Gameplay is a little difficult to explain. The player controls Corun as he runs around the battlefield constructing new buildings, attacking enemies directly and summoning various elemental beings to support his troops. The troops themselves are spawned automatically at the appropriate buildings, and — depending on the setting — applied to a flag on each building, they will either defend the surrounding area, hold their position or amass in groups of five before following a set path towards an enemy stronghold.
Corum can run up to any of his troops or summoned elemental creatures and hold down the right trigger to have them gather to him. With up to fifteen followers, he can then run to wherever aid is needed and press the right bumper to drop troops off. Use of the right stick allows Corun to use his far sight, which basically means panning the camera around the map, with visibility anywhere that you have a soldier or a building.
Buildings are limited based on the amount of food Corun’s force has access to, with each farm usually adding capacity for four new buildings at a default level. Each building can be upgraded with things like armour plating, archery turrets or to enhance the units spawned there, and these upgrades don’t count towards the building limit, so where food is scarce, upgrades become necessary. All buildings and upgrades cost gold, which must be fined from locations usually found along the patrol routes.
The objective of many (but by no means all) missions is to destroy one or several enemy bases, with a few variations on the theme. The enemy (or enemies) will almost always have a plan of their own, which can often include quite a direct aggressive strategy towards the player, or on some occasions it might be more focussed on other areas of the map.
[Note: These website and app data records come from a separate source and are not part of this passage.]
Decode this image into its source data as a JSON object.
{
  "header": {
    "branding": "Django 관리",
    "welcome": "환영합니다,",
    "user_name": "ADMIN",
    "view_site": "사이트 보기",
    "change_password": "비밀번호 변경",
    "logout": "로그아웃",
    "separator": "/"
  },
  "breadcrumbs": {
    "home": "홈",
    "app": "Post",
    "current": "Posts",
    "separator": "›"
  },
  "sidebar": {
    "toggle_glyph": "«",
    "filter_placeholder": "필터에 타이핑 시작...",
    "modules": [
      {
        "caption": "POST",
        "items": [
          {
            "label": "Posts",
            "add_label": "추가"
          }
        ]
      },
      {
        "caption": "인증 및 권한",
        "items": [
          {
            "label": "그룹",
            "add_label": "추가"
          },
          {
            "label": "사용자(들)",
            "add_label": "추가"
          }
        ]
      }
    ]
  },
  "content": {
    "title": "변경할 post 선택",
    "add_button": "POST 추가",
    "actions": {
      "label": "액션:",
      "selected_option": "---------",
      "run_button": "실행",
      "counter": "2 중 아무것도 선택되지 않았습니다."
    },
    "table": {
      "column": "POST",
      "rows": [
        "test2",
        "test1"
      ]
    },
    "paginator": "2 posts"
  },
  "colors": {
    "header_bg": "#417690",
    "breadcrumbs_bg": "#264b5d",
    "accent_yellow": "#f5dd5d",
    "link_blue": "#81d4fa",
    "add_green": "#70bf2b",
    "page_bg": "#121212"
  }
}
Later in the game, the player will usually have enemies approaching from several streams at once, with a need to both defend their base and take out the enemy bases.
Played cooperatively, Lornsword is a lot easier, such is the need for Corun (if on his own) to cover a lot of ground when the battle shifts from one area (perhaps leading an attack) to another (when a gold mine on the opposite side of the map needs defending.) Corun can’t be in two places at once and although he can sprint, doing so uses up the same stamina bar that he uses to summon elementals.
A second player addresses this problem by obviously enabling the two players to work separately, but little else changes in terms of balance. This can mean that some levels feel punishing when played solo, whilst others can be too easy in cooperative mode. One interesting (or frustrating, depending on how you look at it) restriction is that resources are no more or less plentiful in either mode, leading to the players having to share troops and the crystals that restore stamina.
Lornsword is an interesting and fairly lengthy diversion from more mainstream games. Although it initially jarrs a bit because of how it looks and how oddly it plays, those feelings of strangeness soon give way to a very gamey feeling. There’s something a bit 80’s about how Corun runs around building towers, then slashing foes, then summoning things in a top down view. It’s almost like a smarter, pumped up marriage between Gauntlet and Rampart given a slight lick of paint. There’s certainly fun to be had here, just don’t enter into it expecting a AAA experience.